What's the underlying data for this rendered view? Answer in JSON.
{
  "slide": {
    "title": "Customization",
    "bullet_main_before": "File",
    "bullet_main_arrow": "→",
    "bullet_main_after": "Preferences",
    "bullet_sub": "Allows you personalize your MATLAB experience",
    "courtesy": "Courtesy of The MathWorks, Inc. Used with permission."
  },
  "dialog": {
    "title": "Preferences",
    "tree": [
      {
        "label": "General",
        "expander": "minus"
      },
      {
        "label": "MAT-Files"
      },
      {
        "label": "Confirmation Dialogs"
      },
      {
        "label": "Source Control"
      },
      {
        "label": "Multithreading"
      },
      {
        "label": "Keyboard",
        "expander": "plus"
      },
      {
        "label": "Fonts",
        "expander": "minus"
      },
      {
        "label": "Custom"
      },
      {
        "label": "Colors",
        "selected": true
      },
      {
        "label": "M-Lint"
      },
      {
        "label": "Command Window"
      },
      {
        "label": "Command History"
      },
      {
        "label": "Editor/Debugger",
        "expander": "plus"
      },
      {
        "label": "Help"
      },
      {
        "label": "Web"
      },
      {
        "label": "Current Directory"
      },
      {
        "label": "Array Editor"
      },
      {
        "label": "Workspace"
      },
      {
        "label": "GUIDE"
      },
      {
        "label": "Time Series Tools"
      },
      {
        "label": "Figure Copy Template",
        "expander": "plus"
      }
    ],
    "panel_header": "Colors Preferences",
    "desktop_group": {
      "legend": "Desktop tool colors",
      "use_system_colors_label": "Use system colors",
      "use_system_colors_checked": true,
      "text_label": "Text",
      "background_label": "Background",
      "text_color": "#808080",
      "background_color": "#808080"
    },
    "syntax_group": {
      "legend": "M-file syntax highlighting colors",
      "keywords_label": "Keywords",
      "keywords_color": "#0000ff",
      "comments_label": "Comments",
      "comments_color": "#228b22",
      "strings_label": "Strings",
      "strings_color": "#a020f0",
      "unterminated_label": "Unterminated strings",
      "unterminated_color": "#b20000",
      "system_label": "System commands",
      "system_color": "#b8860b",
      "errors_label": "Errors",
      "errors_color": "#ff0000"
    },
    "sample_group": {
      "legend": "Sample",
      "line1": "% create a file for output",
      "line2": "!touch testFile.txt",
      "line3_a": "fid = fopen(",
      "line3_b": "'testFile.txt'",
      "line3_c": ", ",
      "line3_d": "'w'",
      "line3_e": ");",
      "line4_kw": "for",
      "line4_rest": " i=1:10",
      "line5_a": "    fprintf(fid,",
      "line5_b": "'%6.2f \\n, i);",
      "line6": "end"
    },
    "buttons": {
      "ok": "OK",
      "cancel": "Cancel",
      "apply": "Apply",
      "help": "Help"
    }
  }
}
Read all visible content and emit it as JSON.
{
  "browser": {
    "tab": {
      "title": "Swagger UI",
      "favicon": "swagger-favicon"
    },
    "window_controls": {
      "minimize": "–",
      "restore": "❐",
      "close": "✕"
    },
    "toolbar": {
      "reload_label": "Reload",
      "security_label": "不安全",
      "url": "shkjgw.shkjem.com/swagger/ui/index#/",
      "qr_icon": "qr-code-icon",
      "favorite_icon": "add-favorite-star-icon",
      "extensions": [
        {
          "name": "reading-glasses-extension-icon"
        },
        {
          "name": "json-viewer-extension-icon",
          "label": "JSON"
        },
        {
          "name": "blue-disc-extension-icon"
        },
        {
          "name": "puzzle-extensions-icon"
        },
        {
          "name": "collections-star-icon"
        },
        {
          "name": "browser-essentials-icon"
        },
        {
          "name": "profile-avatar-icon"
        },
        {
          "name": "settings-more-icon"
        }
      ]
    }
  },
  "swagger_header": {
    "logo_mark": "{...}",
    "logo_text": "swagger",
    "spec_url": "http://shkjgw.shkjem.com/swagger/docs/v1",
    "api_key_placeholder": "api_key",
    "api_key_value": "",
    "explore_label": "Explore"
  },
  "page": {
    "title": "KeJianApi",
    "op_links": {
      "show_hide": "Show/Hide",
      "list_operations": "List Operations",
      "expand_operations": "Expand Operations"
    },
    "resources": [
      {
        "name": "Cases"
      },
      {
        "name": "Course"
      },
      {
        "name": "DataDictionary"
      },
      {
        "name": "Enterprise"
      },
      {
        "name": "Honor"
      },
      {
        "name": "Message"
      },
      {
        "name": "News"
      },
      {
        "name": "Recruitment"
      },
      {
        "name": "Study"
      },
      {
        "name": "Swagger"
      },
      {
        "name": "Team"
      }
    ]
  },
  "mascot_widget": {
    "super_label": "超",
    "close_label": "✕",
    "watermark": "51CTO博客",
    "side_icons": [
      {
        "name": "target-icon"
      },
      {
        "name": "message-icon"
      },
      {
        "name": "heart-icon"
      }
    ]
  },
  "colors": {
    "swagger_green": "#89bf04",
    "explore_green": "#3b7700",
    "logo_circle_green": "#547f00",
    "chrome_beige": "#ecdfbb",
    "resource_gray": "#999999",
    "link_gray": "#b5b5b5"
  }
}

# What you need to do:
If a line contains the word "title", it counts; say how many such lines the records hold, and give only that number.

# Result of this task:
4